Excerpts from an interface dataset
┌──

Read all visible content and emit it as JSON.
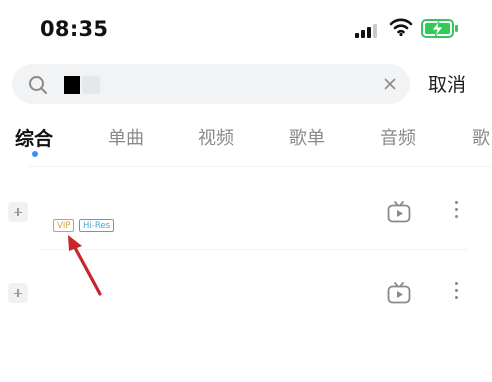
{
  "status_bar": {
    "time": "08:35",
    "battery_color": "#34c759",
    "icons": [
      "cellular-signal-icon",
      "wifi-icon",
      "battery-charging-icon"
    ]
  },
  "search": {
    "query_value": "",
    "placeholder": "",
    "clear_icon": "close-icon",
    "cancel_label": "取消"
  },
  "tabs": {
    "items": [
      {
        "label": "综合",
        "active": true
      },
      {
        "label": "单曲",
        "active": false
      },
      {
        "label": "视频",
        "active": false
      },
      {
        "label": "歌单",
        "active": false
      },
      {
        "label": "音频",
        "active": false
      },
      {
        "label": "歌",
        "active": false
      }
    ],
    "indicator_color": "#3b8df0"
  },
  "results": [
    {
      "badges": [
        "VIP",
        "Hi-Res"
      ],
      "actions": [
        "add-icon",
        "mv-icon",
        "more-icon"
      ]
    },
    {
      "badges": [],
      "actions": [
        "add-icon",
        "mv-icon",
        "more-icon"
      ]
    }
  ],
  "colors": {
    "vip": "#d4a23a",
    "hires": "#4aa3d8",
    "annotation_arrow": "#c8262c"
  }
}
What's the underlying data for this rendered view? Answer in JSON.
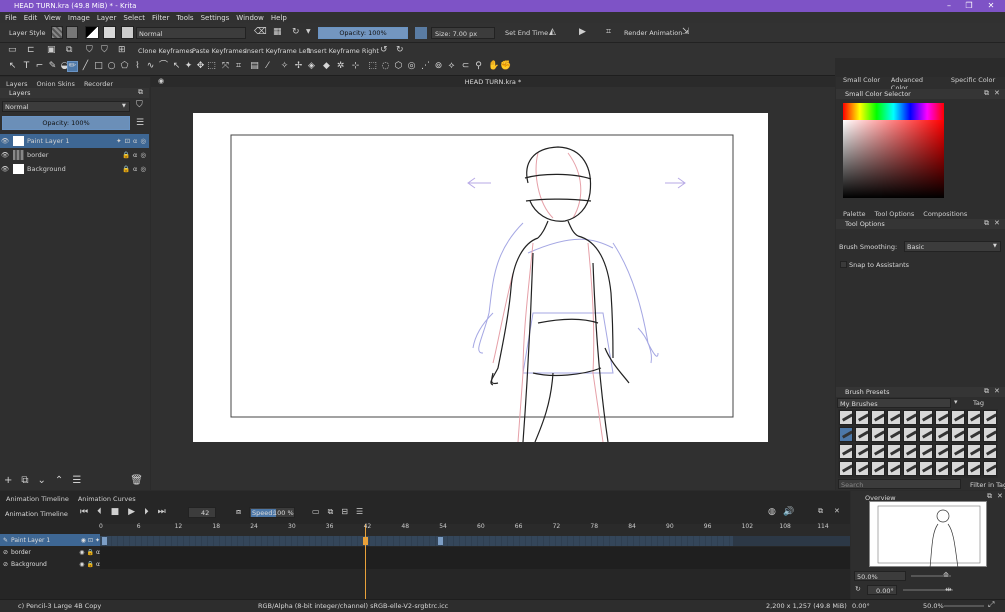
{
  "window": {
    "title": "HEAD TURN.kra (49.8 MiB)  * - Krita",
    "min": "–",
    "max": "❐",
    "close": "✕"
  },
  "menu": [
    "File",
    "Edit",
    "View",
    "Image",
    "Layer",
    "Select",
    "Filter",
    "Tools",
    "Settings",
    "Window",
    "Help"
  ],
  "toolbar": {
    "layer_style": "Layer Style",
    "blend_mode": "Normal",
    "opacity": "Opacity: 100%",
    "size": "Size: 7.00 px",
    "set_end_time": "Set End Time",
    "render_animation": "Render Animation",
    "clone_keyframes": "Clone Keyframes",
    "paste_keyframes": "Paste Keyframes",
    "insert_keyframe_left": "Insert Keyframe Left",
    "insert_keyframe_right": "Insert Keyframe Right"
  },
  "left_panel": {
    "tabs": [
      "Layers",
      "Onion Skins",
      "Recorder"
    ],
    "title": "Layers",
    "blend": "Normal",
    "opacity": "Opacity:  100%",
    "layers": [
      {
        "name": "Paint Layer 1",
        "selected": true
      },
      {
        "name": "border",
        "selected": false
      },
      {
        "name": "Background",
        "selected": false
      }
    ]
  },
  "canvas": {
    "tab": "HEAD TURN.kra *"
  },
  "right_panel": {
    "top_tabs": [
      "Small Color ...",
      "Advanced Color ...",
      "Specific Color ..."
    ],
    "color_selector_title": "Small Color Selector",
    "mid_tabs": [
      "Palette",
      "Tool Options",
      "Compositions"
    ],
    "tool_options_title": "Tool Options",
    "brush_smoothing_label": "Brush Smoothing:",
    "brush_smoothing_value": "Basic",
    "snap_label": "Snap to Assistants",
    "presets_title": "Brush Presets",
    "presets_group": "My Brushes",
    "tag_label": "Tag",
    "search_placeholder": "Search",
    "filter_label": "Filter in Tag"
  },
  "timeline": {
    "tabs": [
      "Animation Timeline",
      "Animation Curves"
    ],
    "title": "Animation Timeline",
    "current_frame": "42",
    "speed_label": "Speed:",
    "speed_value": "100 %",
    "frame_labels": [
      "0",
      "6",
      "12",
      "18",
      "24",
      "30",
      "36",
      "42",
      "48",
      "54",
      "60",
      "66",
      "72",
      "78",
      "84",
      "90",
      "96",
      "102",
      "108",
      "114"
    ],
    "layers": [
      "Paint Layer 1",
      "border",
      "Background"
    ]
  },
  "overview": {
    "title": "Overview",
    "zoom": "50.0%",
    "rotation": "0.00°"
  },
  "status": {
    "brush": "c) Pencil-3 Large 4B Copy",
    "color_space": "RGB/Alpha (8-bit integer/channel)  sRGB-elle-V2-srgbtrc.icc",
    "dimensions": "2,200 x 1,257 (49.8 MiB)",
    "rotation": "0.00°",
    "zoom": "50.0%"
  },
  "colors": {
    "titlebar": "#7e53c6",
    "accent": "#4d78a8",
    "keyframe": "#e8a13a",
    "playhead": "#e8a13a"
  }
}
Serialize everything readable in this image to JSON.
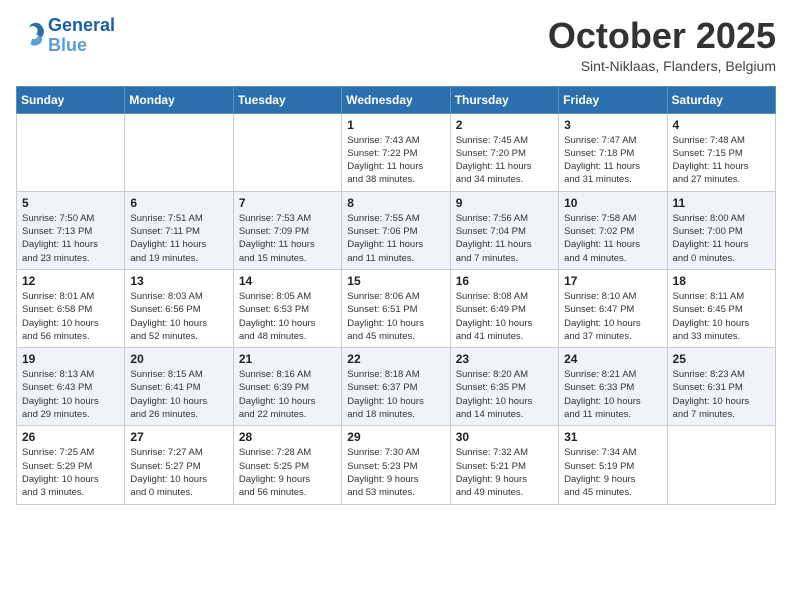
{
  "header": {
    "logo_line1": "General",
    "logo_line2": "Blue",
    "month": "October 2025",
    "location": "Sint-Niklaas, Flanders, Belgium"
  },
  "weekdays": [
    "Sunday",
    "Monday",
    "Tuesday",
    "Wednesday",
    "Thursday",
    "Friday",
    "Saturday"
  ],
  "weeks": [
    [
      {
        "day": "",
        "info": ""
      },
      {
        "day": "",
        "info": ""
      },
      {
        "day": "",
        "info": ""
      },
      {
        "day": "1",
        "info": "Sunrise: 7:43 AM\nSunset: 7:22 PM\nDaylight: 11 hours\nand 38 minutes."
      },
      {
        "day": "2",
        "info": "Sunrise: 7:45 AM\nSunset: 7:20 PM\nDaylight: 11 hours\nand 34 minutes."
      },
      {
        "day": "3",
        "info": "Sunrise: 7:47 AM\nSunset: 7:18 PM\nDaylight: 11 hours\nand 31 minutes."
      },
      {
        "day": "4",
        "info": "Sunrise: 7:48 AM\nSunset: 7:15 PM\nDaylight: 11 hours\nand 27 minutes."
      }
    ],
    [
      {
        "day": "5",
        "info": "Sunrise: 7:50 AM\nSunset: 7:13 PM\nDaylight: 11 hours\nand 23 minutes."
      },
      {
        "day": "6",
        "info": "Sunrise: 7:51 AM\nSunset: 7:11 PM\nDaylight: 11 hours\nand 19 minutes."
      },
      {
        "day": "7",
        "info": "Sunrise: 7:53 AM\nSunset: 7:09 PM\nDaylight: 11 hours\nand 15 minutes."
      },
      {
        "day": "8",
        "info": "Sunrise: 7:55 AM\nSunset: 7:06 PM\nDaylight: 11 hours\nand 11 minutes."
      },
      {
        "day": "9",
        "info": "Sunrise: 7:56 AM\nSunset: 7:04 PM\nDaylight: 11 hours\nand 7 minutes."
      },
      {
        "day": "10",
        "info": "Sunrise: 7:58 AM\nSunset: 7:02 PM\nDaylight: 11 hours\nand 4 minutes."
      },
      {
        "day": "11",
        "info": "Sunrise: 8:00 AM\nSunset: 7:00 PM\nDaylight: 11 hours\nand 0 minutes."
      }
    ],
    [
      {
        "day": "12",
        "info": "Sunrise: 8:01 AM\nSunset: 6:58 PM\nDaylight: 10 hours\nand 56 minutes."
      },
      {
        "day": "13",
        "info": "Sunrise: 8:03 AM\nSunset: 6:56 PM\nDaylight: 10 hours\nand 52 minutes."
      },
      {
        "day": "14",
        "info": "Sunrise: 8:05 AM\nSunset: 6:53 PM\nDaylight: 10 hours\nand 48 minutes."
      },
      {
        "day": "15",
        "info": "Sunrise: 8:06 AM\nSunset: 6:51 PM\nDaylight: 10 hours\nand 45 minutes."
      },
      {
        "day": "16",
        "info": "Sunrise: 8:08 AM\nSunset: 6:49 PM\nDaylight: 10 hours\nand 41 minutes."
      },
      {
        "day": "17",
        "info": "Sunrise: 8:10 AM\nSunset: 6:47 PM\nDaylight: 10 hours\nand 37 minutes."
      },
      {
        "day": "18",
        "info": "Sunrise: 8:11 AM\nSunset: 6:45 PM\nDaylight: 10 hours\nand 33 minutes."
      }
    ],
    [
      {
        "day": "19",
        "info": "Sunrise: 8:13 AM\nSunset: 6:43 PM\nDaylight: 10 hours\nand 29 minutes."
      },
      {
        "day": "20",
        "info": "Sunrise: 8:15 AM\nSunset: 6:41 PM\nDaylight: 10 hours\nand 26 minutes."
      },
      {
        "day": "21",
        "info": "Sunrise: 8:16 AM\nSunset: 6:39 PM\nDaylight: 10 hours\nand 22 minutes."
      },
      {
        "day": "22",
        "info": "Sunrise: 8:18 AM\nSunset: 6:37 PM\nDaylight: 10 hours\nand 18 minutes."
      },
      {
        "day": "23",
        "info": "Sunrise: 8:20 AM\nSunset: 6:35 PM\nDaylight: 10 hours\nand 14 minutes."
      },
      {
        "day": "24",
        "info": "Sunrise: 8:21 AM\nSunset: 6:33 PM\nDaylight: 10 hours\nand 11 minutes."
      },
      {
        "day": "25",
        "info": "Sunrise: 8:23 AM\nSunset: 6:31 PM\nDaylight: 10 hours\nand 7 minutes."
      }
    ],
    [
      {
        "day": "26",
        "info": "Sunrise: 7:25 AM\nSunset: 5:29 PM\nDaylight: 10 hours\nand 3 minutes."
      },
      {
        "day": "27",
        "info": "Sunrise: 7:27 AM\nSunset: 5:27 PM\nDaylight: 10 hours\nand 0 minutes."
      },
      {
        "day": "28",
        "info": "Sunrise: 7:28 AM\nSunset: 5:25 PM\nDaylight: 9 hours\nand 56 minutes."
      },
      {
        "day": "29",
        "info": "Sunrise: 7:30 AM\nSunset: 5:23 PM\nDaylight: 9 hours\nand 53 minutes."
      },
      {
        "day": "30",
        "info": "Sunrise: 7:32 AM\nSunset: 5:21 PM\nDaylight: 9 hours\nand 49 minutes."
      },
      {
        "day": "31",
        "info": "Sunrise: 7:34 AM\nSunset: 5:19 PM\nDaylight: 9 hours\nand 45 minutes."
      },
      {
        "day": "",
        "info": ""
      }
    ]
  ]
}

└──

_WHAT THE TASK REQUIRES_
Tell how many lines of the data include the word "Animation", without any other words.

_OUTPUT FOR THIS EXERCISE_
4